Items from a dataset:
Content starts

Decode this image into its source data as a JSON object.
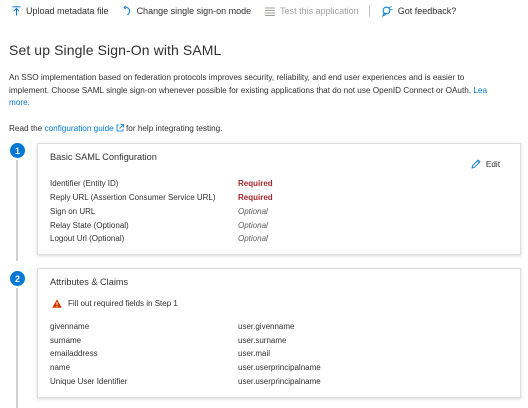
{
  "toolbar": {
    "upload": "Upload metadata file",
    "change": "Change single sign-on mode",
    "test": "Test this application",
    "feedback": "Got feedback?"
  },
  "page": {
    "title": "Set up Single Sign-On with SAML",
    "desc_line1": "An SSO implementation based on federation protocols improves security, reliability, and end user experiences and is easier to",
    "desc_line2_text": "implement. Choose SAML single sign-on whenever possible for existing applications that do not use OpenID Connect or OAuth. ",
    "desc_learn": "Lea",
    "desc_more": "more.",
    "read_prefix": "Read the ",
    "read_link": "configuration guide",
    "read_suffix": " for help integrating testing."
  },
  "steps": [
    {
      "number": "1",
      "title": "Basic SAML Configuration",
      "edit_label": "Edit",
      "rows": [
        {
          "label": "Identifier (Entity ID)",
          "value": "Required",
          "kind": "required"
        },
        {
          "label": "Reply URL (Assertion Consumer Service URL)",
          "value": "Required",
          "kind": "required"
        },
        {
          "label": "Sign on URL",
          "value": "Optional",
          "kind": "optional"
        },
        {
          "label": "Relay State (Optional)",
          "value": "Optional",
          "kind": "optional"
        },
        {
          "label": "Logout Url (Optional)",
          "value": "Optional",
          "kind": "optional"
        }
      ]
    },
    {
      "number": "2",
      "title": "Attributes & Claims",
      "warning": "Fill out required fields in Step 1",
      "rows": [
        {
          "label": "givenname",
          "value": "user.givenname"
        },
        {
          "label": "surname",
          "value": "user.surname"
        },
        {
          "label": "emailaddress",
          "value": "user.mail"
        },
        {
          "label": "name",
          "value": "user.userprincipalname"
        },
        {
          "label": "Unique User Identifier",
          "value": "user.userprincipalname"
        }
      ]
    }
  ],
  "colors": {
    "accent": "#0078d4",
    "required": "#a4262c",
    "warning": "#d83b01"
  }
}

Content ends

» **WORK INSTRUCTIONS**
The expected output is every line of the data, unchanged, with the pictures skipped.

» **WRITTEN RESPONSE**
Decode this image into its source data as a JSON object.
{
  "toolbar": {
    "upload": "Upload metadata file",
    "change": "Change single sign-on mode",
    "test": "Test this application",
    "feedback": "Got feedback?"
  },
  "page": {
    "title": "Set up Single Sign-On with SAML",
    "desc_line1": "An SSO implementation based on federation protocols improves security, reliability, and end user experiences and is easier to",
    "desc_line2_text": "implement. Choose SAML single sign-on whenever possible for existing applications that do not use OpenID Connect or OAuth. ",
    "desc_learn": "Lea",
    "desc_more": "more.",
    "read_prefix": "Read the ",
    "read_link": "configuration guide",
    "read_suffix": " for help integrating testing."
  },
  "steps": [
    {
      "number": "1",
      "title": "Basic SAML Configuration",
      "edit_label": "Edit",
      "rows": [
        {
          "label": "Identifier (Entity ID)",
          "value": "Required",
          "kind": "required"
        },
        {
          "label": "Reply URL (Assertion Consumer Service URL)",
          "value": "Required",
          "kind": "required"
        },
        {
          "label": "Sign on URL",
          "value": "Optional",
          "kind": "optional"
        },
        {
          "label": "Relay State (Optional)",
          "value": "Optional",
          "kind": "optional"
        },
        {
          "label": "Logout Url (Optional)",
          "value": "Optional",
          "kind": "optional"
        }
      ]
    },
    {
      "number": "2",
      "title": "Attributes & Claims",
      "warning": "Fill out required fields in Step 1",
      "rows": [
        {
          "label": "givenname",
          "value": "user.givenname"
        },
        {
          "label": "surname",
          "value": "user.surname"
        },
        {
          "label": "emailaddress",
          "value": "user.mail"
        },
        {
          "label": "name",
          "value": "user.userprincipalname"
        },
        {
          "label": "Unique User Identifier",
          "value": "user.userprincipalname"
        }
      ]
    }
  ],
  "colors": {
    "accent": "#0078d4",
    "required": "#a4262c",
    "warning": "#d83b01"
  }
}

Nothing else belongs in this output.